-- INPUT follows --

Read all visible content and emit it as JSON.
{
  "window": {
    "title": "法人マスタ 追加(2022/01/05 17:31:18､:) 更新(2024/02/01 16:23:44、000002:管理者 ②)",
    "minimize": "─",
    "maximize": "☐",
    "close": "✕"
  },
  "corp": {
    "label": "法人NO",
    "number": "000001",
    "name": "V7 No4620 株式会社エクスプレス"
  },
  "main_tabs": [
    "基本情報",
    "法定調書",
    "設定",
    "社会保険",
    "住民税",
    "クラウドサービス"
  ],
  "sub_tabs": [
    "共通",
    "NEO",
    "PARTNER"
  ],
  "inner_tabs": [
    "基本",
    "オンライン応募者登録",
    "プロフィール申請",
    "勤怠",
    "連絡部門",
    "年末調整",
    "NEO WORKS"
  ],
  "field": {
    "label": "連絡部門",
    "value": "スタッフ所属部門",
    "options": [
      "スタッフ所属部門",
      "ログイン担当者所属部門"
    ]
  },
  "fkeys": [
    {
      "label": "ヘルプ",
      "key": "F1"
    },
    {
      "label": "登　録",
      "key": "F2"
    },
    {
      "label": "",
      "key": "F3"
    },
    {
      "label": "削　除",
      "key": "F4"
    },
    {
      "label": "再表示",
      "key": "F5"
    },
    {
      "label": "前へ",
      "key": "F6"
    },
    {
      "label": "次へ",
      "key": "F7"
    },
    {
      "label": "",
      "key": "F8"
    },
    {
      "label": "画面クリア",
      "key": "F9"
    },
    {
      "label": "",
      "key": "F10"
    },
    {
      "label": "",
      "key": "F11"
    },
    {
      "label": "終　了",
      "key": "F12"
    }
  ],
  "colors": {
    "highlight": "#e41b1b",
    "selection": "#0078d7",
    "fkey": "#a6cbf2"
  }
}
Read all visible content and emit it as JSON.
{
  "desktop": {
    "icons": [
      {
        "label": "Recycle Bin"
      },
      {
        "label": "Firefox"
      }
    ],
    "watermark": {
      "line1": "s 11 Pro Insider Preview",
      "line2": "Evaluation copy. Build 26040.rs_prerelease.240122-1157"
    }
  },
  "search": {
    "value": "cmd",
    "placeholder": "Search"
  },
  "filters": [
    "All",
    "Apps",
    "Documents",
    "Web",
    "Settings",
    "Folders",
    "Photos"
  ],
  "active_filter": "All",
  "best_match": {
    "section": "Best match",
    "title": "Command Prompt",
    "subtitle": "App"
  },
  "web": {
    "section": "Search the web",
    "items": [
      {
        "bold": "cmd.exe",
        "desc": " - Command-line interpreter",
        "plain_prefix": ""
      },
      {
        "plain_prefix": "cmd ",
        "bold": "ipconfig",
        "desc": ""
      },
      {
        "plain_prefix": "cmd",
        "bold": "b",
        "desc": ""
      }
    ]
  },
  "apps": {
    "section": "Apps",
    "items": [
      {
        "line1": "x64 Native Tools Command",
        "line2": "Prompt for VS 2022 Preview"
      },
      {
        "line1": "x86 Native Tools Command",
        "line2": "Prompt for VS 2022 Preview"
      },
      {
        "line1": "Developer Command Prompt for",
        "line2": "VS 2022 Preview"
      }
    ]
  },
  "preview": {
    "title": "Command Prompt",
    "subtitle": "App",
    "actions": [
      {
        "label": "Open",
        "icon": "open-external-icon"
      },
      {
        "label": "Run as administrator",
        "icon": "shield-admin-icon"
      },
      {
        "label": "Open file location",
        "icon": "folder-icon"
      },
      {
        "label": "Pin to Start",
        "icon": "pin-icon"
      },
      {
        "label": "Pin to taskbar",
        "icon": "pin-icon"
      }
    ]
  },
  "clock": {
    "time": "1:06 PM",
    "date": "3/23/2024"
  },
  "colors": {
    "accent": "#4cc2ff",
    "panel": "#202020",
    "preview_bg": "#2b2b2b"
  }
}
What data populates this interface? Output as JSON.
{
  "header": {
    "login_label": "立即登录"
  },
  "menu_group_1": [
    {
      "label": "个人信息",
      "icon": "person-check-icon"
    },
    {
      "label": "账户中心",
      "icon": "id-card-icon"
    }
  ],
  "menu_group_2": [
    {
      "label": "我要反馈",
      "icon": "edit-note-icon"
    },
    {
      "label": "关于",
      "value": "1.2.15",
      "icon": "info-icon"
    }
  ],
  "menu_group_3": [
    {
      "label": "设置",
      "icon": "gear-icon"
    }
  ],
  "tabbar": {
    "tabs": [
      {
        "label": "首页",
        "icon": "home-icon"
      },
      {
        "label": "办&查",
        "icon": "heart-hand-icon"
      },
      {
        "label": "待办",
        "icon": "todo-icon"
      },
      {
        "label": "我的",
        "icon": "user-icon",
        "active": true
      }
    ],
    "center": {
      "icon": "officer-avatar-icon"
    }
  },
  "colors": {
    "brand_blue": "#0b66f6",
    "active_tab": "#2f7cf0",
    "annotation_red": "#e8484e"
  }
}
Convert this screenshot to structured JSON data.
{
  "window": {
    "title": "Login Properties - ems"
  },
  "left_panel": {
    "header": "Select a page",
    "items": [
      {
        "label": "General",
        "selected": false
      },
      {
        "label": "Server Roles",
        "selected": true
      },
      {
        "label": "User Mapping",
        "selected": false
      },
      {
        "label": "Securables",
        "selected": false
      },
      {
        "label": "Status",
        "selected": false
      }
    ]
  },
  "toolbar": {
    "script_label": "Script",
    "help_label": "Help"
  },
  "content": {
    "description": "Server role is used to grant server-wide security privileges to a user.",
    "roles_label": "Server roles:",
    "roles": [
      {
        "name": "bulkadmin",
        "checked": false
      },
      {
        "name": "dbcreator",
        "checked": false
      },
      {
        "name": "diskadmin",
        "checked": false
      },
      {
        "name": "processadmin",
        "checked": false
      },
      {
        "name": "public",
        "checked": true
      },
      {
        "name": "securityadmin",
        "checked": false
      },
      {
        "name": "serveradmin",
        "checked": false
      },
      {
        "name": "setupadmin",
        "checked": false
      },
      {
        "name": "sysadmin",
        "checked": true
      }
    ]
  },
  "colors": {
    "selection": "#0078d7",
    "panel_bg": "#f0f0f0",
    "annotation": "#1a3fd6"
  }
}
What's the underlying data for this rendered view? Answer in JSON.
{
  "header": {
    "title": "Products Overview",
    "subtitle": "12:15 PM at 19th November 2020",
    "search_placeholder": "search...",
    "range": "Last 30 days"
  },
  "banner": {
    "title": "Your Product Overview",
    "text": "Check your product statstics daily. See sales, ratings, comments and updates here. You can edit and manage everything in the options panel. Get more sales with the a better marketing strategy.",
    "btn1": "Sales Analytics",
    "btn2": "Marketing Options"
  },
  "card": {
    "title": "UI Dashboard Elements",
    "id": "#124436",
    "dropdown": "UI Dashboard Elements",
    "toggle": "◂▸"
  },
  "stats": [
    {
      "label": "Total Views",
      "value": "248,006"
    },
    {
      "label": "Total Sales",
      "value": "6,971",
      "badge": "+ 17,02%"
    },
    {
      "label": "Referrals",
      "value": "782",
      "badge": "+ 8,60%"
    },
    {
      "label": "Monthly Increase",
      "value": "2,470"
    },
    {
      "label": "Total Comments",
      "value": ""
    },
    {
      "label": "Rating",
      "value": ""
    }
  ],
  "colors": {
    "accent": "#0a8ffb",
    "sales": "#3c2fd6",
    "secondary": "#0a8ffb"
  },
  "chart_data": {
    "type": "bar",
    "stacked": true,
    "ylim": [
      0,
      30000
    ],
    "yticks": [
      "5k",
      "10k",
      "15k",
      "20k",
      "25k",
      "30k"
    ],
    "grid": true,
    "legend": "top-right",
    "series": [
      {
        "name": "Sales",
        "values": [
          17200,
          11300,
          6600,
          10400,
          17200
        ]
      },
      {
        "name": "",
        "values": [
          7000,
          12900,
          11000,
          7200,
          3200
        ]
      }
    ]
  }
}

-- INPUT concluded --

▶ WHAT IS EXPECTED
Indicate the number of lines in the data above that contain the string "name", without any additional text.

▶ ANSWER TO THIS TASK
12